AIM OF THE TASK: Your answer should be every line below that includes the word "legend".

Website and app data records:
-------
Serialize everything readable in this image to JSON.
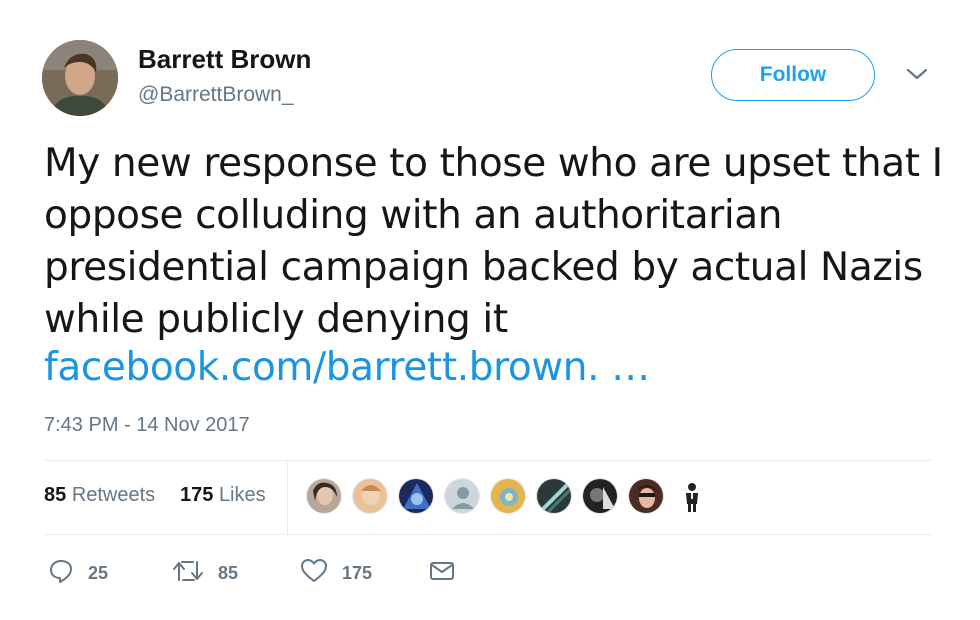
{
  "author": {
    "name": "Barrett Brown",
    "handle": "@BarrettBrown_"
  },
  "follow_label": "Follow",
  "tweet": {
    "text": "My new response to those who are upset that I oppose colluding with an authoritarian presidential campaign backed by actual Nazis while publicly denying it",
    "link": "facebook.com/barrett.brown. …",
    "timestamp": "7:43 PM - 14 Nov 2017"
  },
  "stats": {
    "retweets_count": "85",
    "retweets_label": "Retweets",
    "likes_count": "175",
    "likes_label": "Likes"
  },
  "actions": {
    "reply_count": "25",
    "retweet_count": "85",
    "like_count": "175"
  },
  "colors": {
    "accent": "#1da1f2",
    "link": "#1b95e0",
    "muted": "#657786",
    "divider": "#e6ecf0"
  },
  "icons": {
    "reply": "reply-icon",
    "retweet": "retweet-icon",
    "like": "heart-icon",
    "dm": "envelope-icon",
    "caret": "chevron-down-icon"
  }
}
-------
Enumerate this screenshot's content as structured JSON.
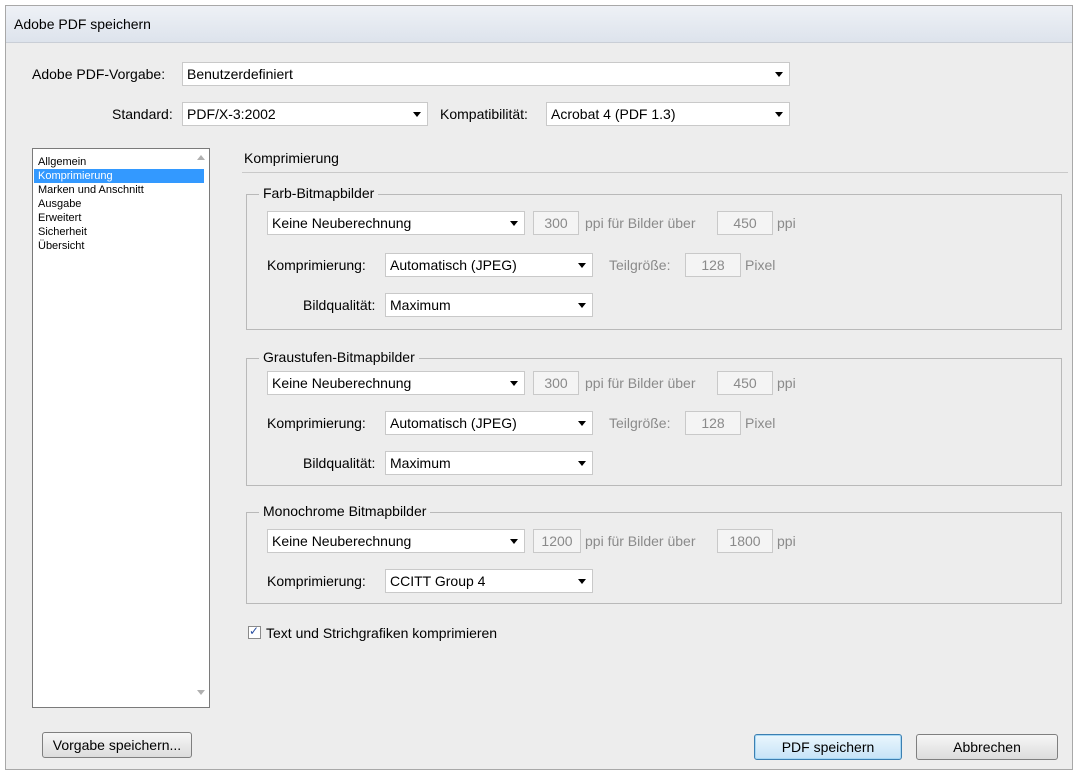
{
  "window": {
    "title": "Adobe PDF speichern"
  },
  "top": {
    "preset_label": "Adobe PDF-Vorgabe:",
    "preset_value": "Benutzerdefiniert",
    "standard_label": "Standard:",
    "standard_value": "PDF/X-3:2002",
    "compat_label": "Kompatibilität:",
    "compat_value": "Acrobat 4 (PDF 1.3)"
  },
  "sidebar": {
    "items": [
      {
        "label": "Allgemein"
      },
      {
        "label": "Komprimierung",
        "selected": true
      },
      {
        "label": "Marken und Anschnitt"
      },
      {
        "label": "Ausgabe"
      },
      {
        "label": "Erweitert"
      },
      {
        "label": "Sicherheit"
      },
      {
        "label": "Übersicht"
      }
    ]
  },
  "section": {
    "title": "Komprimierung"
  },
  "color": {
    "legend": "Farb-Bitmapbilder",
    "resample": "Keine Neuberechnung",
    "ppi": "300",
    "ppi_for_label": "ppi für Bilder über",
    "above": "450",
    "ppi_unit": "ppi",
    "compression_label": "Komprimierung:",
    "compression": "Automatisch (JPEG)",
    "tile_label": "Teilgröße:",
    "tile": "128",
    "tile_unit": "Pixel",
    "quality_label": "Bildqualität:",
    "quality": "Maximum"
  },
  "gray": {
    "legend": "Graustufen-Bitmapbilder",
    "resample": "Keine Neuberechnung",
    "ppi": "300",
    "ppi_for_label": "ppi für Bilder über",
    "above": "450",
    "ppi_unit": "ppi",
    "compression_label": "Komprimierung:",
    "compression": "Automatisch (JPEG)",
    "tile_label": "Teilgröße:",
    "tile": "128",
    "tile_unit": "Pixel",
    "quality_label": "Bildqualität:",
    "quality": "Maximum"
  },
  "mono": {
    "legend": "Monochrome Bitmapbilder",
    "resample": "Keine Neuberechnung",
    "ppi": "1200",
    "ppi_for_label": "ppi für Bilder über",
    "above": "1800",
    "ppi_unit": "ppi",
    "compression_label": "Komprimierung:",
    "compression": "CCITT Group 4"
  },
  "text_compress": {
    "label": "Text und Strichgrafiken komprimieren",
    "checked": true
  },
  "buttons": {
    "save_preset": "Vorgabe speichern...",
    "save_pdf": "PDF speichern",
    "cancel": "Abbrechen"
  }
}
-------
ANSWER AREA:
    "legend": "Farb-Bitmapbilder",
    "legend": "Graustufen-Bitmapbilder",
    "legend": "Monochrome Bitmapbilder",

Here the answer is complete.